Another point that makes the Sheriff's Office leery whether emergency responders were taken into consideration. Emergency vehicles are allowed to proceed through intersections after dramatically lowering their speeds.

"If we are running to a high-priority call and we are running lights, what if someone had been waiting there and decides to proceed before seeing us?" he said. "That is a whole other safety issue because the reality is we are authorized to travel well above the speed limit."

However, Wright said the ability to run red lights may present less of a safety hazard in rural areas, such as Kamas or Coalville, where the speeds are much lower and there is better visibility. But, he added, "So many factors can still come into play."
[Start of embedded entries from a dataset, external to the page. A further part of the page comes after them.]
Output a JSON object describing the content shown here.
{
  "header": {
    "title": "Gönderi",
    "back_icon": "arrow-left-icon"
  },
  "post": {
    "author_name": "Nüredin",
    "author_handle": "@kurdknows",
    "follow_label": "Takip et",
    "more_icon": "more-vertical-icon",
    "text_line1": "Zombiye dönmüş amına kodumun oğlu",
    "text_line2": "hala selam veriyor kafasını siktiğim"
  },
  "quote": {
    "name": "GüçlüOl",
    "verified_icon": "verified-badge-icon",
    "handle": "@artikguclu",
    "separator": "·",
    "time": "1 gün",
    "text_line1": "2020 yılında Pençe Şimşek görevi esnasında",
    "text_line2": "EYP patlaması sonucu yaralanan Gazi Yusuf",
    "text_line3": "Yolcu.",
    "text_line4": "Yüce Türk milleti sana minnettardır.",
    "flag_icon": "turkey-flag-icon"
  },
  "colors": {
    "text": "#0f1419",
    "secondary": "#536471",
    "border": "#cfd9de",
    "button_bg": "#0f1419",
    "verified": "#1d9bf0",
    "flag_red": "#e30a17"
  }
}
"I just feel like a lot of things can be done other than allowing people to run red lights," he said. "If they are sitting there and the light doesn't change, can't something be done with the technology for better detection of motion?"

Janna Young, Summit County's deputy county manager, said in an email the county opposes the bill because there are "some intersections that we have that we don't think would ever be safe for someone to run a red light."

"Even some that drivers can't safely make that determination," she wrote.

Young said Wright will be working with Caroline Rodriguez, Summit County's regional transportation planning director, on parameters county officials would like to see added to the bill as it moves forward.

Last week, the House of Representatives Transportation Committee gave the bill a favorable recommendation, with a vote of 7-4. If it successfully passes out of the House, it will be introduced in the Senate. Rep. Ken Ivory, R-West Jordan, is the bill's sponsor. Ivory did not respond to multiple requests for comment.